Similar emotions were less common but still present among the breastfeeding mums, particularly for those who supplemented breastfeeding with formula.
Investigator Dr Victoria Fallon, from the university’s school of psychology, said: “We looked at a range of emotions and found that women who started exclusively breastfeeding but then stopped were most likely to feel guilty, while those who bottle-fed from birth often felt stigma.”
Breast, bottle or both
The UK has one of the lowest rates of breastfeeding in Europe.
Although most new mothers try it initially, less than half are still exclusively breastfeeding when their baby is six weeks old. This drops to about 1% at six months, figures suggest.
Experts recommend, whenever possible, babies should be exclusively breastfed for the first six months of their life, and breastfeeding should continue for up to two years alongside introducing solid foods.
But, ultimately, it should be the woman’s choice, says the RCM.
Chief Executive Gill Walton said: “The RCM believes that women should be at the centre of their own care and as with other areas of maternity care, midwives and maternity support workers should promote informed choice.

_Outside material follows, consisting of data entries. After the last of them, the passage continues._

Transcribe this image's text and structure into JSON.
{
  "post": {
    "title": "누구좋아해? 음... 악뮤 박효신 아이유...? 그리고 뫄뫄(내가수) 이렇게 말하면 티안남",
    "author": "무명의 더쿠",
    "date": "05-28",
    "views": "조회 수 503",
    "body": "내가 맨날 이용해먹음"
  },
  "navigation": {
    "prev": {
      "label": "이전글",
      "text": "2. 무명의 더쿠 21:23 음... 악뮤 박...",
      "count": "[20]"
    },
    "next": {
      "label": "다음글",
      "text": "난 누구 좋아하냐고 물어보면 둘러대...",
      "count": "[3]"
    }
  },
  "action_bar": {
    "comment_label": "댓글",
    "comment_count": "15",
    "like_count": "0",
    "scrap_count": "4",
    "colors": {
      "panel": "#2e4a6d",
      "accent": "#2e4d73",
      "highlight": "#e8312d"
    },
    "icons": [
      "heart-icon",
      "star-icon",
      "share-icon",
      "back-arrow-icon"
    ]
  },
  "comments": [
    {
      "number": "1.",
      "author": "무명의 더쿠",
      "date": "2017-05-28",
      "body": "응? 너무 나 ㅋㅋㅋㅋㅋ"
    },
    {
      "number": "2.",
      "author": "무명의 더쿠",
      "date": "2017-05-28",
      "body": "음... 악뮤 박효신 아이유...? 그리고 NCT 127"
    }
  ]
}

If, after being given appropriate information, advice and support on breastfeeding, a woman chooses not to do so, or to give formula as well as breastfeeding, her choice must be respected.
“We recognise that some women cannot or do not wish to breastfeed and rely on formula milk. They must be given all the advice and support they need on safe preparation of bottles and responsive feeding to develop a close and loving bond with their baby.”
Dr Fallon says the advice is a step in the right direction, but she is concerned that current breastfeeding promotional strategies are not “mum-friendly” enough and can foster negative emotional experiences.
“We can’t dispute the health benefits of breastfeeding, but in the UK we have one of the world’s worst breastfeeding rates even though lots of women do say they want to breastfeed.
“Breastfeeding promotion needs to be accompanied by practical and emotional support.”